Real or Fake?

Video and photographs have been a key part of reporting for many years. Ever since the first photographs in a newspaper back in 1880, visual images have helped tell stories. But recently the stories people can present through video and photos has been scarily vivid. Amateur videographers and photographers can now doctor clips and images, adding in details and words and gestures, that look eerily real. These “deepfakes” were originally quite easy to spot, but now with improved and more publicly accessibly technology, these videos are becoming especially vivid. And many are worried that the prevalence of believable, false videos will lead to viewers distrusting anything they see regardless of the claims of the presenter. As they get numbed to the truth by vivid mimicry, people may eventually give up any effort to discover the truth. They are so difficult to spot now that digital companies such as Serelay and Truepic are actually introducing programs that can tag images and videos based on their location relative to cell phone towers in order to discover their genuineness (Summerville). When it comes to the internet, the discerning the difference between genuine and fake is becoming a tricky process.
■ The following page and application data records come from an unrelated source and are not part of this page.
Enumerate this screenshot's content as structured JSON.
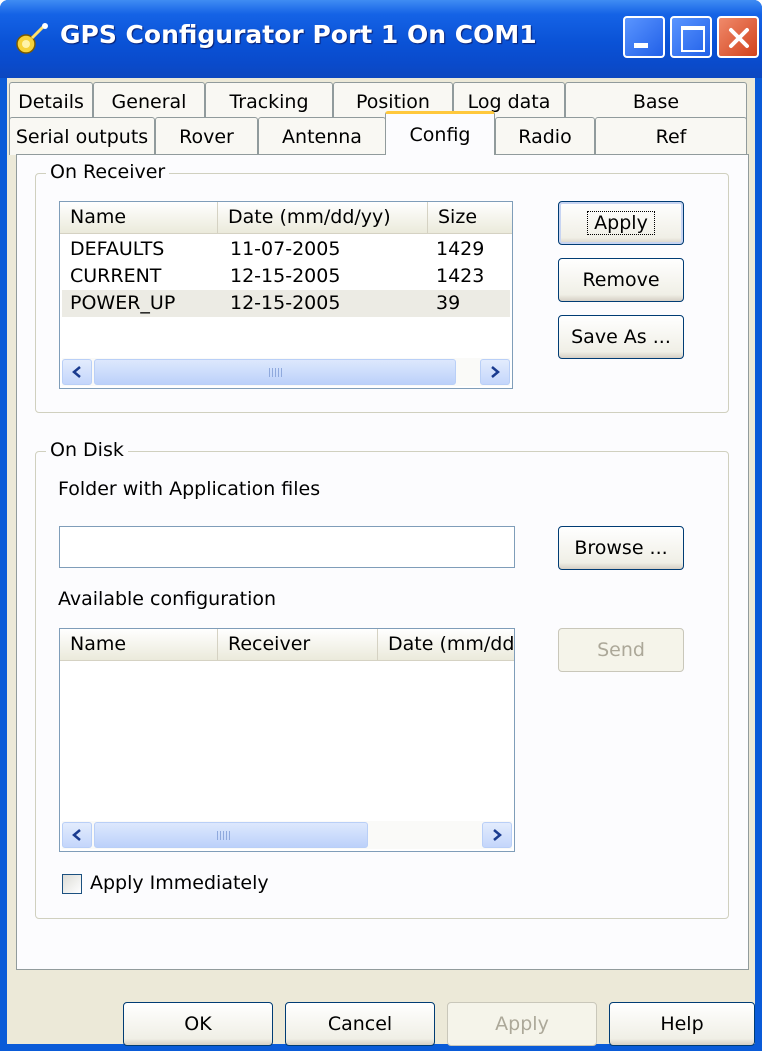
{
  "window": {
    "title": "GPS Configurator Port 1 On COM1"
  },
  "tabs": {
    "row1": [
      "Details",
      "General",
      "Tracking",
      "Position",
      "Log data",
      "Base"
    ],
    "row2": [
      "Serial outputs",
      "Rover",
      "Antenna",
      "Config",
      "Radio",
      "Ref"
    ],
    "active": "Config"
  },
  "on_receiver": {
    "group_label": "On Receiver",
    "columns": [
      "Name",
      "Date (mm/dd/yy)",
      "Size"
    ],
    "rows": [
      {
        "name": "DEFAULTS",
        "date": "11-07-2005",
        "size": "1429"
      },
      {
        "name": "CURRENT",
        "date": "12-15-2005",
        "size": "1423"
      },
      {
        "name": "POWER_UP",
        "date": "12-15-2005",
        "size": "39"
      }
    ],
    "selected_row": 2,
    "apply_label": "Apply",
    "remove_label": "Remove",
    "save_as_label": "Save As ..."
  },
  "on_disk": {
    "group_label": "On Disk",
    "folder_label": "Folder with Application files",
    "folder_value": "",
    "browse_label": "Browse ...",
    "available_label": "Available configuration",
    "columns": [
      "Name",
      "Receiver",
      "Date (mm/dd/yy)"
    ],
    "send_label": "Send",
    "apply_immediately_label": "Apply Immediately",
    "apply_immediately_checked": false
  },
  "footer": {
    "ok_label": "OK",
    "cancel_label": "Cancel",
    "apply_label": "Apply",
    "help_label": "Help"
  },
  "colors": {
    "titlebar": "#0a52d6",
    "dialog_bg": "#ece9d8",
    "active_tab_accent": "#ffc83c",
    "close_button": "#d2421c"
  }
}
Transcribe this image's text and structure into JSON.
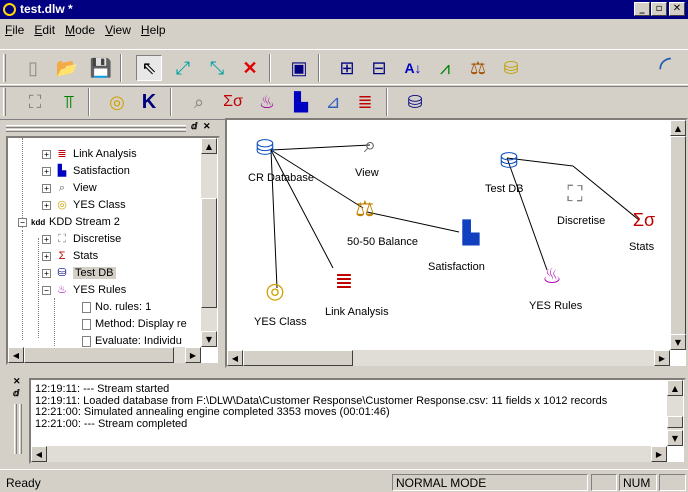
{
  "window": {
    "title": "test.dlw *",
    "min": "_",
    "max": "▫",
    "close": "✕"
  },
  "menu": [
    "File",
    "Edit",
    "Mode",
    "View",
    "Help"
  ],
  "tree": {
    "pin": "ⅆ",
    "close": "✕",
    "items": [
      {
        "label": "Link Analysis",
        "icon": "link-analysis-icon"
      },
      {
        "label": "Satisfaction",
        "icon": "bar-chart-icon"
      },
      {
        "label": "View",
        "icon": "view-icon"
      },
      {
        "label": "YES Class",
        "icon": "yes-class-icon"
      },
      {
        "label": "KDD Stream 2",
        "icon": "kdd-stream-icon"
      },
      {
        "label": "Discretise",
        "icon": "discretise-icon"
      },
      {
        "label": "Stats",
        "icon": "stats-icon"
      },
      {
        "label": "Test DB",
        "icon": "database-icon"
      },
      {
        "label": "YES Rules",
        "icon": "yes-rules-icon"
      },
      {
        "label": "No. rules: 1",
        "icon": "doc-icon"
      },
      {
        "label": "Method: Display re",
        "icon": "doc-icon"
      },
      {
        "label": "Evaluate: Individu",
        "icon": "doc-icon"
      }
    ]
  },
  "canvas": {
    "nodes": [
      {
        "label": "CR Database"
      },
      {
        "label": "View"
      },
      {
        "label": "50-50 Balance"
      },
      {
        "label": "Satisfaction"
      },
      {
        "label": "YES Class"
      },
      {
        "label": "Link Analysis"
      },
      {
        "label": "Test DB"
      },
      {
        "label": "Discretise"
      },
      {
        "label": "Stats"
      },
      {
        "label": "YES Rules"
      }
    ]
  },
  "log": {
    "lines": [
      "12:19:11:  --- Stream started",
      "12:19:11: Loaded database from F:\\DLW\\Data\\Customer Response\\Customer Response.csv: 11 fields x 1012 records",
      "12:21:00: Simulated annealing engine completed 3353 moves (00:01:46)",
      "12:21:00:  --- Stream completed"
    ]
  },
  "status": {
    "left": "Ready",
    "mode": "NORMAL MODE",
    "num": "NUM"
  },
  "colors": {
    "title_bg": "#000080",
    "face": "#d4d0c8",
    "accent": "#0000ff"
  }
}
               Genuineness is also a key issue that Bible prophecy deals with. In Matthew 24, Jesus especially emphasizes the danger of following “false christs” at the end of time (Matthew 24:23-28). In 2 Timothy 4:3-4, Paul also instructs his young protégé Timothy by saying, “For the time will come when they will not endure sound doctrine, but according to their own desires, because they have itching ears, they will heap up for themselves teachers; and they will turn their ears away from the truth, and be turned aside to fables.” Deception can have dire consequences, but deception doesn’t have to catch us unawares. Paul gives us the instruction we need for following truth in the very next verse: “But you be watchful in all things, endure afflictions, do the work of an evangelist, fulfill your ministry.” (2 Timothy 4:5). He also gives us the antidote to deception in the following lesson for Timothy: “Be diligent to present yourself approved to God, a worker who does not need to be ashamed, rightly dividing the word of truth.” (2 Timothy 2:15) Deep, focused Bible study is the answer to deceptive influences and even though staying clear falsehood isn’t always easy, knowing the truth is more than worth it. Buying into falsehoods brings fear, distrust, frustration, and danger, while freedom comes from cherishing the truth.


Summerville, Abigail. 'Deepfakes' Trigger and Race to Fight Manipulated Photo and Video. Wall Street Journal Online. 27 July 2019. 19 August 2019.